I was barely into the back yard when the lawn mower exploded.
This mower was far from new. My wife had owned it since a few years before we met, and it may have been old when she got it. It had cut the grass of at least four different addresses in three different states, and had been maintained and serviced fairly faithfully throughout its life. This summer, however, its persistent little engine had been making ominous noises that my amateur care could not entirely mitigate. When it ran over that big limb, which it tried mightily to shred as it had so many others, the stresses proved to be too much. The next thing I knew, there was a puff of smoke, a spray of oil, and a silver-dollar-sized hole in the mower’s side.
I pointed that out to my wife, to drive home the extent of the damage. “See that in the hole? That’s the piston.”
“We’ll take it to Sears in the morning,” was her reply.
Well, needless to say, by this point we were talking about an ex-mower. The most the Sears mechanics could suggest was to order a part that would cost more than a new mower. This was the tipping point for my wife, when practicality superseded sentiment. Indeed, the new mower is remarkably efficient by comparison, atomizing clippings and leaving a uniform green carpet in its wake. It is cool and bloodless, like a Secret Service agent or an athlete in prime condition. With luck, it will serve us as long and as well as its predecessor.
Now, clearly I am not telling you about my lawn mower because this has turned into “Grumpy Old Garden.” Neither am I saying DC had a gaping hole in its superhero line and we readers thought it could be simply patched. There was, and is, no simple solution — not even starting over entirely — to DC’s array of small and large ailments. A few weeks ago I talked about the relationships we readers form with these characters over time, and I can see a couple of ways to roll back whatever Flashpoint facilitates.
Still, after a week’s worth of pondering September’s lineup, I have decided it is time to embrace the new.
Following their announcement that they were starting everything over and relaunching all their titles with new first issues this fall, DC Comics today announced the creative teams for ten of the titles.
And while Tom may have other thoughts on his mind this week, here are some of my quick thoughts on those announcements:

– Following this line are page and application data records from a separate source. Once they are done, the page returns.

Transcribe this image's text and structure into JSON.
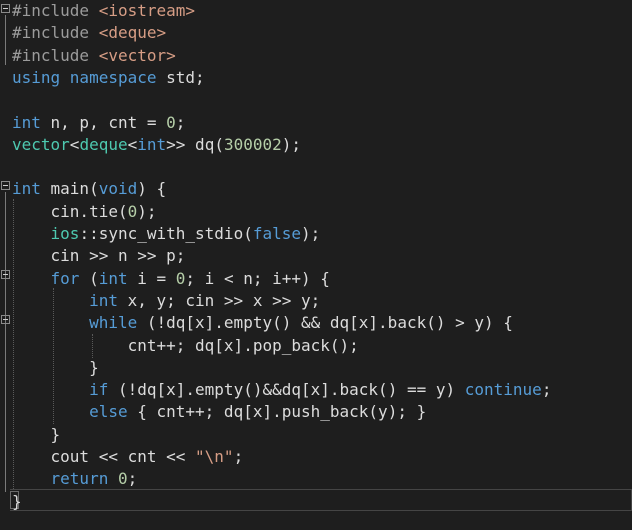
{
  "editor": {
    "language": "C++",
    "theme_colors": {
      "background": "#1e1e1e",
      "keyword": "#569cd6",
      "preprocessor": "#9b9b9b",
      "string": "#d69d85",
      "number": "#b5cea8",
      "type": "#4ec9b0",
      "text": "#dcdcdc"
    },
    "lines": [
      {
        "tokens": [
          {
            "t": "#include ",
            "c": "pp"
          },
          {
            "t": "<iostream>",
            "c": "str"
          }
        ]
      },
      {
        "tokens": [
          {
            "t": "#include ",
            "c": "pp"
          },
          {
            "t": "<deque>",
            "c": "str"
          }
        ]
      },
      {
        "tokens": [
          {
            "t": "#include ",
            "c": "pp"
          },
          {
            "t": "<vector>",
            "c": "str"
          }
        ]
      },
      {
        "tokens": [
          {
            "t": "using ",
            "c": "kw"
          },
          {
            "t": "namespace ",
            "c": "kw"
          },
          {
            "t": "std;",
            "c": "plain"
          }
        ]
      },
      {
        "tokens": []
      },
      {
        "tokens": [
          {
            "t": "int ",
            "c": "kw"
          },
          {
            "t": "n, p, cnt = ",
            "c": "plain"
          },
          {
            "t": "0",
            "c": "num"
          },
          {
            "t": ";",
            "c": "plain"
          }
        ]
      },
      {
        "tokens": [
          {
            "t": "vector",
            "c": "type"
          },
          {
            "t": "<",
            "c": "plain"
          },
          {
            "t": "deque",
            "c": "type"
          },
          {
            "t": "<",
            "c": "plain"
          },
          {
            "t": "int",
            "c": "kw"
          },
          {
            "t": ">> dq(",
            "c": "plain"
          },
          {
            "t": "300002",
            "c": "num"
          },
          {
            "t": ");",
            "c": "plain"
          }
        ]
      },
      {
        "tokens": []
      },
      {
        "tokens": [
          {
            "t": "int ",
            "c": "kw"
          },
          {
            "t": "main(",
            "c": "plain"
          },
          {
            "t": "void",
            "c": "kw"
          },
          {
            "t": ") {",
            "c": "plain"
          }
        ]
      },
      {
        "tokens": [
          {
            "t": "    cin.tie(",
            "c": "plain"
          },
          {
            "t": "0",
            "c": "num"
          },
          {
            "t": ");",
            "c": "plain"
          }
        ]
      },
      {
        "tokens": [
          {
            "t": "    ",
            "c": "plain"
          },
          {
            "t": "ios",
            "c": "type"
          },
          {
            "t": "::sync_with_stdio(",
            "c": "plain"
          },
          {
            "t": "false",
            "c": "kw"
          },
          {
            "t": ");",
            "c": "plain"
          }
        ]
      },
      {
        "tokens": [
          {
            "t": "    cin >> n >> p;",
            "c": "plain"
          }
        ]
      },
      {
        "tokens": [
          {
            "t": "    ",
            "c": "plain"
          },
          {
            "t": "for ",
            "c": "kw"
          },
          {
            "t": "(",
            "c": "plain"
          },
          {
            "t": "int ",
            "c": "kw"
          },
          {
            "t": "i = ",
            "c": "plain"
          },
          {
            "t": "0",
            "c": "num"
          },
          {
            "t": "; i < n; i++) {",
            "c": "plain"
          }
        ]
      },
      {
        "tokens": [
          {
            "t": "        ",
            "c": "plain"
          },
          {
            "t": "int ",
            "c": "kw"
          },
          {
            "t": "x, y; cin >> x >> y;",
            "c": "plain"
          }
        ]
      },
      {
        "tokens": [
          {
            "t": "        ",
            "c": "plain"
          },
          {
            "t": "while ",
            "c": "kw"
          },
          {
            "t": "(!dq[x].empty() && dq[x].back() > y) {",
            "c": "plain"
          }
        ]
      },
      {
        "tokens": [
          {
            "t": "            cnt++; dq[x].pop_back();",
            "c": "plain"
          }
        ]
      },
      {
        "tokens": [
          {
            "t": "        }",
            "c": "plain"
          }
        ]
      },
      {
        "tokens": [
          {
            "t": "        ",
            "c": "plain"
          },
          {
            "t": "if ",
            "c": "kw"
          },
          {
            "t": "(!dq[x].empty()&&dq[x].back() == y) ",
            "c": "plain"
          },
          {
            "t": "continue",
            "c": "kw"
          },
          {
            "t": ";",
            "c": "plain"
          }
        ]
      },
      {
        "tokens": [
          {
            "t": "        ",
            "c": "plain"
          },
          {
            "t": "else ",
            "c": "kw"
          },
          {
            "t": "{ cnt++; dq[x].push_back(y); }",
            "c": "plain"
          }
        ]
      },
      {
        "tokens": [
          {
            "t": "    }",
            "c": "plain"
          }
        ]
      },
      {
        "tokens": [
          {
            "t": "    cout << cnt << ",
            "c": "plain"
          },
          {
            "t": "\"\\n\"",
            "c": "str"
          },
          {
            "t": ";",
            "c": "plain"
          }
        ]
      },
      {
        "tokens": [
          {
            "t": "    ",
            "c": "plain"
          },
          {
            "t": "return ",
            "c": "kw"
          },
          {
            "t": "0",
            "c": "num"
          },
          {
            "t": ";",
            "c": "plain"
          }
        ]
      },
      {
        "tokens": [
          {
            "t": "}",
            "c": "plain"
          }
        ]
      }
    ]
  }
}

Brian Azzarello and Cliff Chiang on Wonder Woman: Now all we need to know is whether she’s forming a rock band or not … but seriously, art wise, in my eyes, perfect choice. I’m a huge fan of Chiang’s, so I was just hoping we’d see him on any regular title. And Wonder Woman seems like a great fit. Azzarello, meanwhile, probably isn’t the first name I would have thought of when thinking about Wonder Woman, but the more I think about it, the more I like the idea. Of the creative teams revealed so far, this is probably becoming my favorite, or is at least tied with …

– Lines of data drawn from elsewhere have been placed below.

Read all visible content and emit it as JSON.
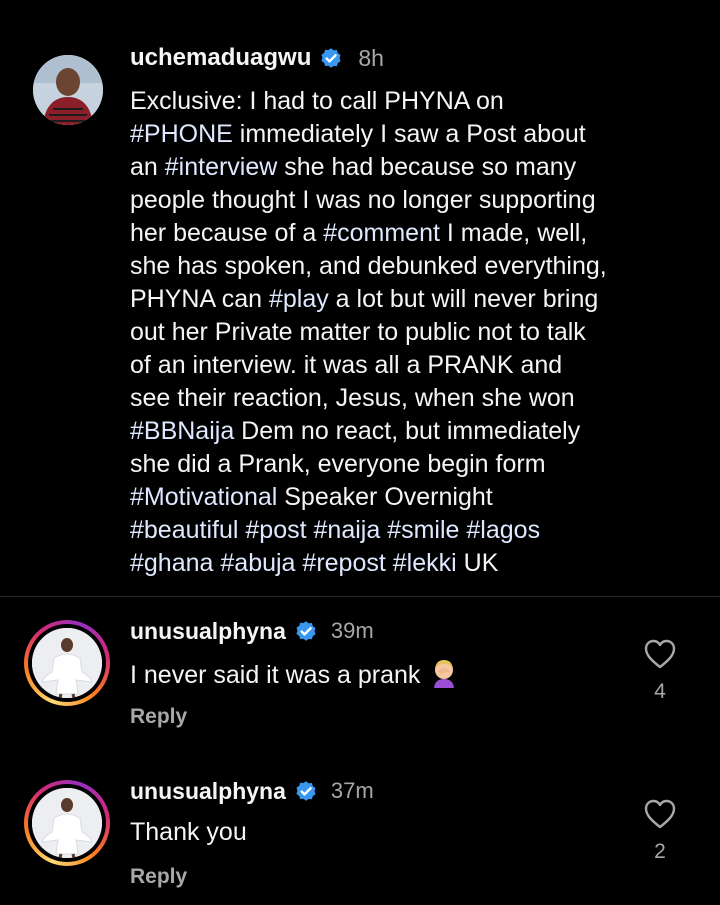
{
  "post": {
    "username": "uchemaduagwu",
    "time": "8h",
    "lines": [
      [
        {
          "t": "Exclusive: I had to call PHYNA on"
        }
      ],
      [
        {
          "t": "#PHONE",
          "h": true
        },
        {
          "t": " immediately I saw a Post about"
        }
      ],
      [
        {
          "t": "an "
        },
        {
          "t": "#interview",
          "h": true
        },
        {
          "t": " she had because so many"
        }
      ],
      [
        {
          "t": "people thought I was no longer supporting"
        }
      ],
      [
        {
          "t": "her because of a "
        },
        {
          "t": "#comment",
          "h": true
        },
        {
          "t": " I made, well,"
        }
      ],
      [
        {
          "t": "she has spoken, and debunked everything,"
        }
      ],
      [
        {
          "t": "PHYNA can "
        },
        {
          "t": "#play",
          "h": true
        },
        {
          "t": " a lot but will never bring"
        }
      ],
      [
        {
          "t": "out her Private matter to public not to talk"
        }
      ],
      [
        {
          "t": "of an interview. it was all a PRANK and"
        }
      ],
      [
        {
          "t": "see their reaction, Jesus, when she won"
        }
      ],
      [
        {
          "t": "#BBNaija",
          "h": true
        },
        {
          "t": " Dem no react, but immediately"
        }
      ],
      [
        {
          "t": "she did a Prank, everyone begin form"
        }
      ],
      [
        {
          "t": "#Motivational",
          "h": true
        },
        {
          "t": " Speaker Overnight"
        }
      ],
      [
        {
          "t": "#beautiful",
          "h": true
        },
        {
          "t": " "
        },
        {
          "t": "#post",
          "h": true
        },
        {
          "t": " "
        },
        {
          "t": "#naija",
          "h": true
        },
        {
          "t": " "
        },
        {
          "t": "#smile",
          "h": true
        },
        {
          "t": " "
        },
        {
          "t": "#lagos",
          "h": true
        }
      ],
      [
        {
          "t": "#ghana",
          "h": true
        },
        {
          "t": " "
        },
        {
          "t": "#abuja",
          "h": true
        },
        {
          "t": " "
        },
        {
          "t": "#repost",
          "h": true
        },
        {
          "t": " "
        },
        {
          "t": "#lekki",
          "h": true
        },
        {
          "t": " UK"
        }
      ]
    ]
  },
  "comments": [
    {
      "username": "unusualphyna",
      "time": "39m",
      "text": "I never said it was a prank",
      "emoji": "facepalm-emoji",
      "likes": "4",
      "reply": "Reply"
    },
    {
      "username": "unusualphyna",
      "time": "37m",
      "text": "Thank you",
      "likes": "2",
      "reply": "Reply"
    }
  ],
  "colors": {
    "background": "#000000",
    "text": "#f5f5f5",
    "secondary": "#a8a8a8",
    "hashtag": "#dfe8ff",
    "verified": "#3897f0"
  }
}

Ethan Van Sciver, Gail Simone and Yildiray Cinar on Firestorm: Back at WonderCon in 2010, Simone and Van Sciver teased that they were working together on something. Could they have been talking about Firestorm? Maybe; Simone also said on Twitter that she and Van Sciver have another as-yet-unannounced project they’re working on, so it could have been something else. I like the fact that Van Sciver is co-writing the book (rather than drawing it), and it’s getting a bit of a reboot. “Jason Rusch and Ronnie Raymond are two high school students, worlds apart – and now they’re drawn into a conspiracy of super science that bonds them forever in a way they can’t explain or control.” So you have two writers with very different worldviews writing a character composed of two other characters with wildly different worldviews. That’s actually pretty cool. Yildiray Cinar, meanwhile, has been killing it on Legion, so he’s a plus to a team I was already liking.
The cover, above, is by Paul Pope, and as previously reported, the first issue will include a chapter of Spaceman by Brian Azzarello and Eduardo Risso, which will get its own series from Vertigo in the fall. Other contributors include Jeff Lemire, Ross Campbell, Kevin Colden, Peter Milligan, Paul Cornell, Denys Cowan and many others. You can find the complete table of contents after the jump.